▶ _HOW TO COMPLETE THIS TASK_
Before you reproduce the entries that follow, strip out any image they contain and keep the rest exact.

[Excerpts from an interface dataset]
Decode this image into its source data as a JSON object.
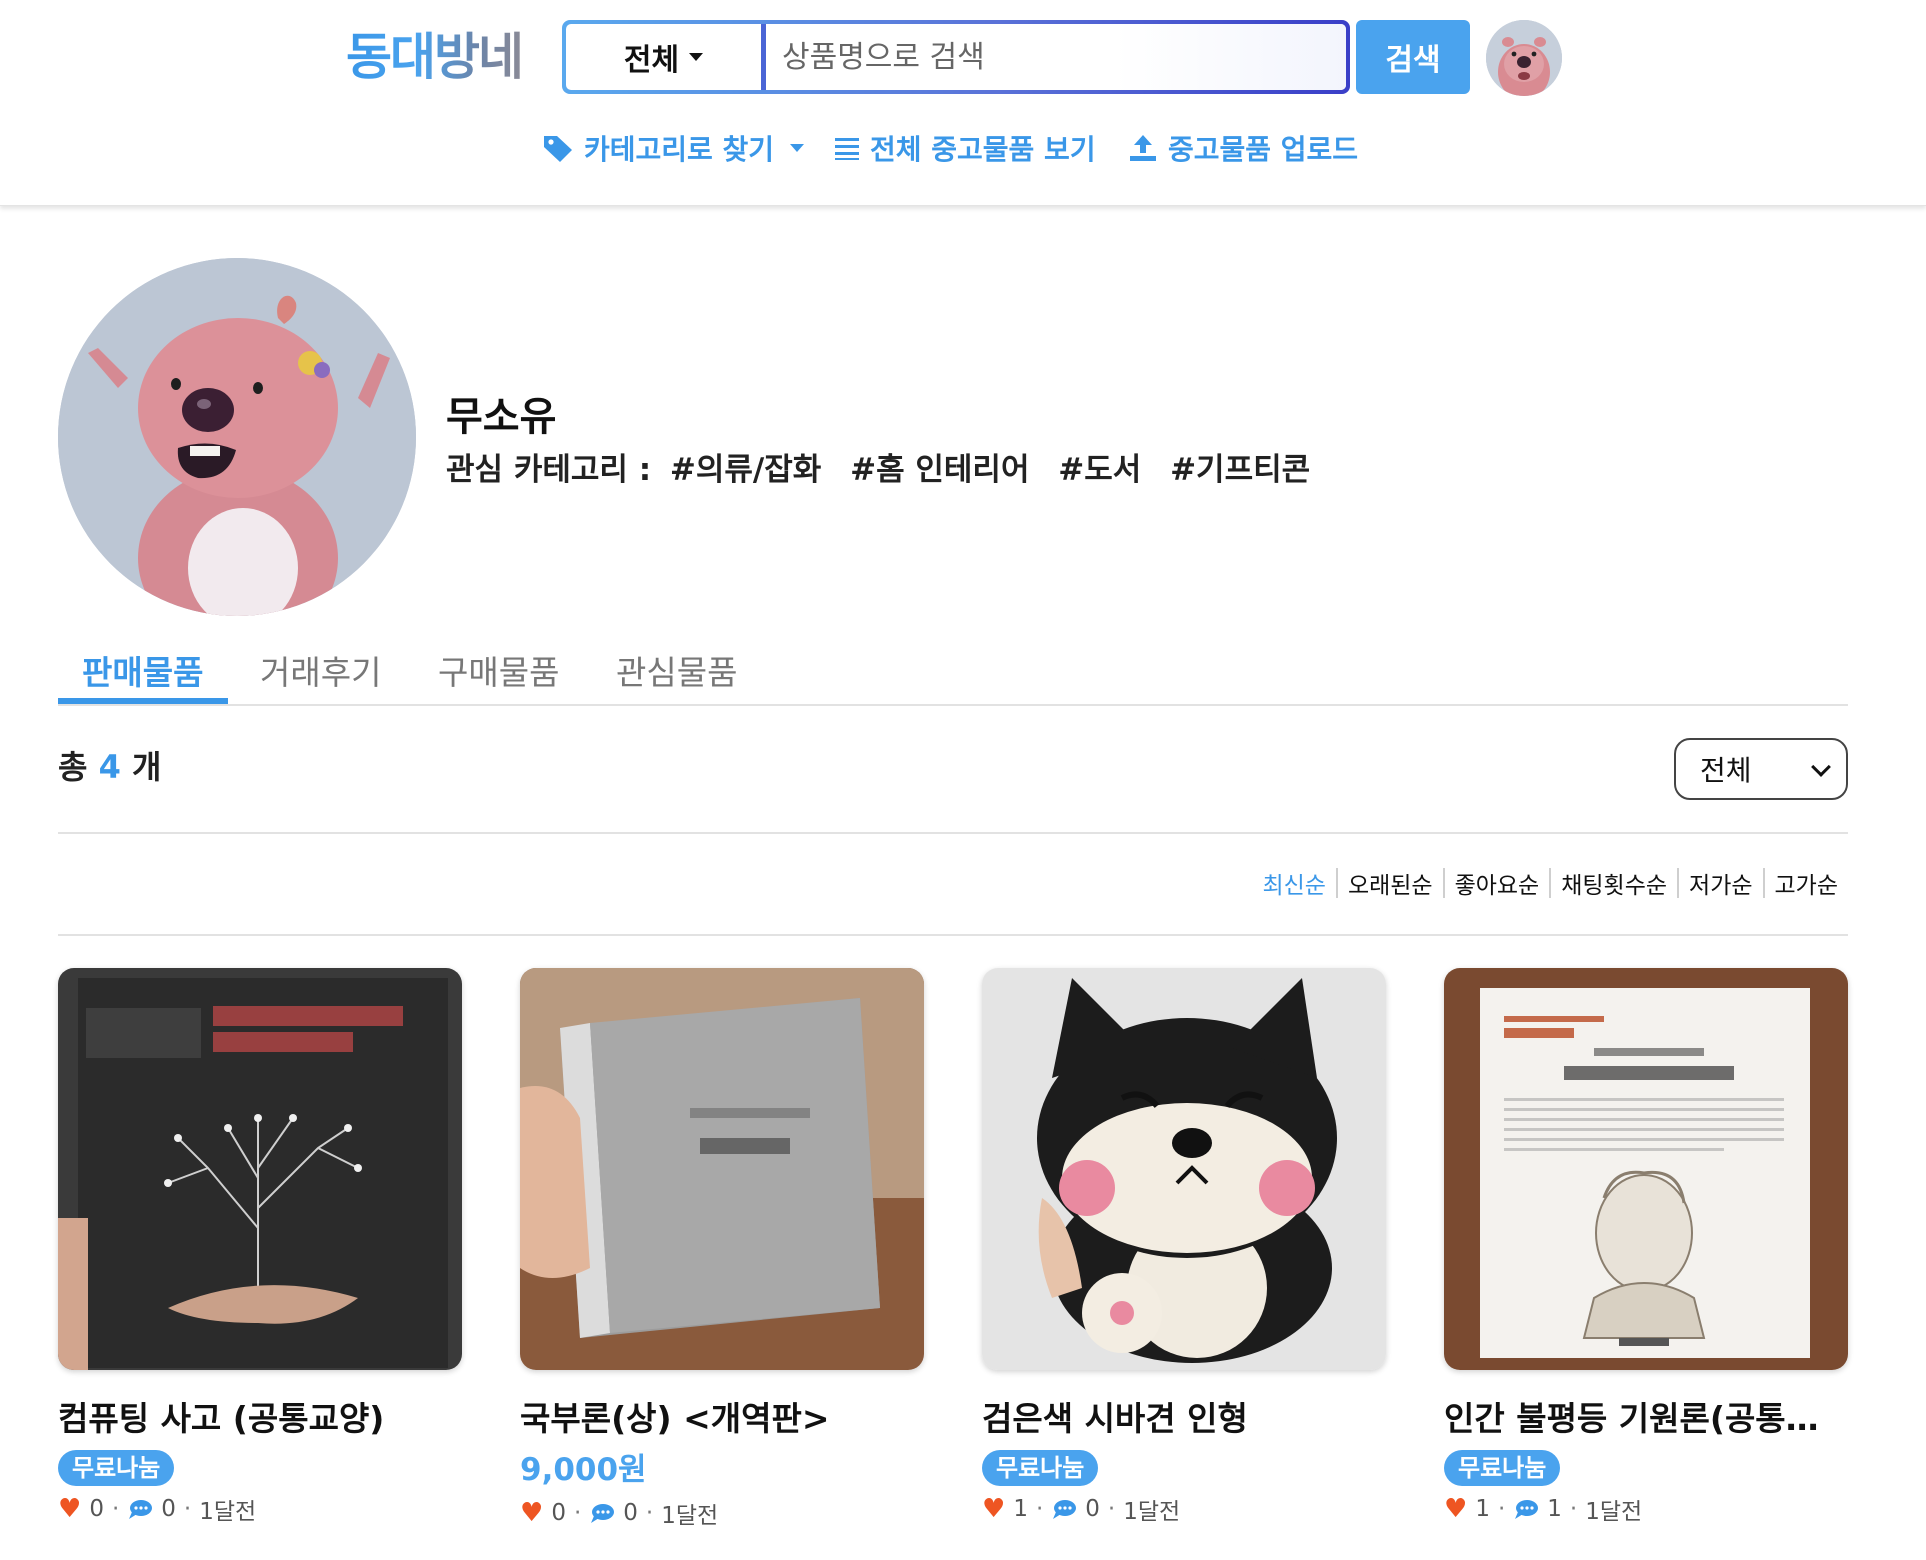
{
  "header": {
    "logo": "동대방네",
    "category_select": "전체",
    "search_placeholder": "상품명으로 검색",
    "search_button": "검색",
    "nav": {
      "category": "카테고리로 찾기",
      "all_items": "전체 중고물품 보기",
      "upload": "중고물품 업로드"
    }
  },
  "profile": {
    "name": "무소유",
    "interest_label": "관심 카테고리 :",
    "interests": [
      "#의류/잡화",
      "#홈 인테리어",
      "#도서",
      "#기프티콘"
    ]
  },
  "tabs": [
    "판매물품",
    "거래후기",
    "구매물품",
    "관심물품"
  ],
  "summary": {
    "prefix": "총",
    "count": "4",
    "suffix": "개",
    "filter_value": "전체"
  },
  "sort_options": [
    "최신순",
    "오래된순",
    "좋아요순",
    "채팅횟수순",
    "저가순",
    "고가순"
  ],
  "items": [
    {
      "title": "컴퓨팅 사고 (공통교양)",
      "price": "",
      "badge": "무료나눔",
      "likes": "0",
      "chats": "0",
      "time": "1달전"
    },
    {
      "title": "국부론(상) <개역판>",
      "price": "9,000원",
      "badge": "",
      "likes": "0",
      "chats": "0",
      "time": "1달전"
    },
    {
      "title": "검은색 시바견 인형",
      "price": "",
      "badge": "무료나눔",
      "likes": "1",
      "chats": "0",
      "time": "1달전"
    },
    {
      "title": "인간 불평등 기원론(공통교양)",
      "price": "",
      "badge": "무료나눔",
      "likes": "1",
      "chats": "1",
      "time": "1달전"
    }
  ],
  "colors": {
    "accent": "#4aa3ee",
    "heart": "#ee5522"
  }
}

▶ _ANSWER TO THIS EXERCISE_
Decode this image into its source data as a JSON object.
{
  "header": {
    "logo": "동대방네",
    "category_select": "전체",
    "search_placeholder": "상품명으로 검색",
    "search_button": "검색",
    "nav": {
      "category": "카테고리로 찾기",
      "all_items": "전체 중고물품 보기",
      "upload": "중고물품 업로드"
    }
  },
  "profile": {
    "name": "무소유",
    "interest_label": "관심 카테고리 :",
    "interests": [
      "#의류/잡화",
      "#홈 인테리어",
      "#도서",
      "#기프티콘"
    ]
  },
  "tabs": [
    "판매물품",
    "거래후기",
    "구매물품",
    "관심물품"
  ],
  "summary": {
    "prefix": "총",
    "count": "4",
    "suffix": "개",
    "filter_value": "전체"
  },
  "sort_options": [
    "최신순",
    "오래된순",
    "좋아요순",
    "채팅횟수순",
    "저가순",
    "고가순"
  ],
  "items": [
    {
      "title": "컴퓨팅 사고 (공통교양)",
      "price": "",
      "badge": "무료나눔",
      "likes": "0",
      "chats": "0",
      "time": "1달전"
    },
    {
      "title": "국부론(상) <개역판>",
      "price": "9,000원",
      "badge": "",
      "likes": "0",
      "chats": "0",
      "time": "1달전"
    },
    {
      "title": "검은색 시바견 인형",
      "price": "",
      "badge": "무료나눔",
      "likes": "1",
      "chats": "0",
      "time": "1달전"
    },
    {
      "title": "인간 불평등 기원론(공통교양)",
      "price": "",
      "badge": "무료나눔",
      "likes": "1",
      "chats": "1",
      "time": "1달전"
    }
  ],
  "colors": {
    "accent": "#4aa3ee",
    "heart": "#ee5522"
  }
}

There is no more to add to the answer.